- [ASSIGNMENT]:
Count lines with "text" below; give only the number.
(Beginning of DATA EXTRACTS)
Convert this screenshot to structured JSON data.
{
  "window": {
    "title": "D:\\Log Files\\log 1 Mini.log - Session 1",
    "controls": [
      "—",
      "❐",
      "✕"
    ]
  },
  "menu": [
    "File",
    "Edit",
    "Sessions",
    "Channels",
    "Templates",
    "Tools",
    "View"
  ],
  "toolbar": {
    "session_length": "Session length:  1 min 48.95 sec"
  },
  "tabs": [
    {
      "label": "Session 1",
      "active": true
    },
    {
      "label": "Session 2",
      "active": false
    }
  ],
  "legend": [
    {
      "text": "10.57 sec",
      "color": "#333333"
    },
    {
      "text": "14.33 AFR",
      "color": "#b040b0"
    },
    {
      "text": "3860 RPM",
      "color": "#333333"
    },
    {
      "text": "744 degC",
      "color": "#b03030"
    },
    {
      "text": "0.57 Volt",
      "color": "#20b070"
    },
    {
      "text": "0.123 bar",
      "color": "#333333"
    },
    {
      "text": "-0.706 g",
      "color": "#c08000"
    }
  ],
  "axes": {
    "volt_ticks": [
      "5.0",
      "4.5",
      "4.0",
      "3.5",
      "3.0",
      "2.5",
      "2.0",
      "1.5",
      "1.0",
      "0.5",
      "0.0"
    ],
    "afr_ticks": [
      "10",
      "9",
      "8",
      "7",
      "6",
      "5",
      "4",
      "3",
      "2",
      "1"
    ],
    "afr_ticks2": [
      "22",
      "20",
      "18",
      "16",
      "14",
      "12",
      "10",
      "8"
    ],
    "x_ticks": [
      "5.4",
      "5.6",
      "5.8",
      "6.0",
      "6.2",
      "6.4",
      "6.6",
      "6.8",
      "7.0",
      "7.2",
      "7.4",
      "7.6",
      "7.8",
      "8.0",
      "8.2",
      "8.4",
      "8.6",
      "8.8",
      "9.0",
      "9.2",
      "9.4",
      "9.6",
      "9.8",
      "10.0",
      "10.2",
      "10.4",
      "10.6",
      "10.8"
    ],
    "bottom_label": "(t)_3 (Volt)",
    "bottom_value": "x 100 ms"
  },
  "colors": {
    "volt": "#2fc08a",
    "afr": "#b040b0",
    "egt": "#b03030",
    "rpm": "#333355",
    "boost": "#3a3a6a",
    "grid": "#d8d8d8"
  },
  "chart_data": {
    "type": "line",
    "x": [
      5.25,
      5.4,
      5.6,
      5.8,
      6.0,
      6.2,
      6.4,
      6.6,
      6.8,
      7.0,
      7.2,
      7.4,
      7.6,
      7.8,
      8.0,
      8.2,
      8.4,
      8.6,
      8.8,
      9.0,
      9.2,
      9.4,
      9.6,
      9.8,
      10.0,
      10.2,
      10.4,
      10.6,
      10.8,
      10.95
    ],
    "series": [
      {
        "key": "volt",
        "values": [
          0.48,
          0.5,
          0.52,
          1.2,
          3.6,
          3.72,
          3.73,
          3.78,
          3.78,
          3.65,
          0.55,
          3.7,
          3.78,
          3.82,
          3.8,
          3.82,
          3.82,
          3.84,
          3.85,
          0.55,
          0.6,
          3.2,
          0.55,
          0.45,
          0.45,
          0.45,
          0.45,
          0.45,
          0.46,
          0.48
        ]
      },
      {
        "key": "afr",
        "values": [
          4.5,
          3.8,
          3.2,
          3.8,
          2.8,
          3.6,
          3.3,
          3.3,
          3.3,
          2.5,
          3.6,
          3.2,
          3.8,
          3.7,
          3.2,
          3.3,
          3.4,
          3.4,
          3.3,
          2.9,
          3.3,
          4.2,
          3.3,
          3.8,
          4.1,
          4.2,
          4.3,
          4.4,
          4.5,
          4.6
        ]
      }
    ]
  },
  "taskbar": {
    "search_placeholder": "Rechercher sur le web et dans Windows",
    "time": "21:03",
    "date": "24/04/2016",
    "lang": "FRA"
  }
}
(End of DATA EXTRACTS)
- [ANSWER FOR THE TASK]:
7